• Data records:
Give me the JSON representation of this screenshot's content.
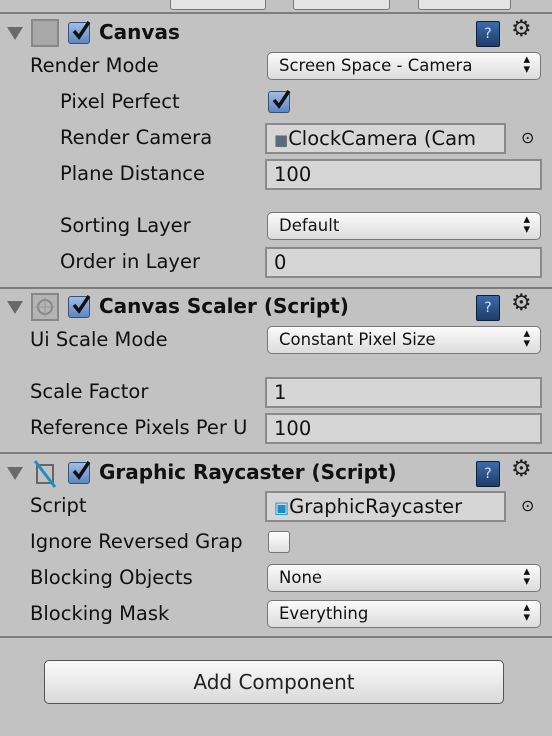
{
  "components": [
    {
      "title": "Canvas",
      "enabled": true,
      "props": {
        "render_mode_label": "Render Mode",
        "render_mode": "Screen Space - Camera",
        "pixel_perfect_label": "Pixel Perfect",
        "pixel_perfect": true,
        "render_camera_label": "Render Camera",
        "render_camera": "ClockCamera (Cam",
        "plane_distance_label": "Plane Distance",
        "plane_distance": "100",
        "sorting_layer_label": "Sorting Layer",
        "sorting_layer": "Default",
        "order_label": "Order in Layer",
        "order": "0"
      }
    },
    {
      "title": "Canvas Scaler (Script)",
      "enabled": true,
      "props": {
        "ui_scale_mode_label": "Ui Scale Mode",
        "ui_scale_mode": "Constant Pixel Size",
        "scale_factor_label": "Scale Factor",
        "scale_factor": "1",
        "ref_ppu_label": "Reference Pixels Per U",
        "ref_ppu": "100"
      }
    },
    {
      "title": "Graphic Raycaster (Script)",
      "enabled": true,
      "props": {
        "script_label": "Script",
        "script": "GraphicRaycaster",
        "ignore_reversed_label": "Ignore Reversed Grap",
        "ignore_reversed": false,
        "blocking_objects_label": "Blocking Objects",
        "blocking_objects": "None",
        "blocking_mask_label": "Blocking Mask",
        "blocking_mask": "Everything"
      }
    }
  ],
  "add_component_label": "Add Component",
  "icons": {
    "help": "?",
    "gear": "⚙",
    "picker": "⊙",
    "arrows": "⬍"
  },
  "colors": {
    "background": "#c2c2c2",
    "checkbox": "#5c86c4"
  }
}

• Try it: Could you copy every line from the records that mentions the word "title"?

• Task response:
      "title": "Canvas",
      "title": "Canvas Scaler (Script)",
      "title": "Graphic Raycaster (Script)",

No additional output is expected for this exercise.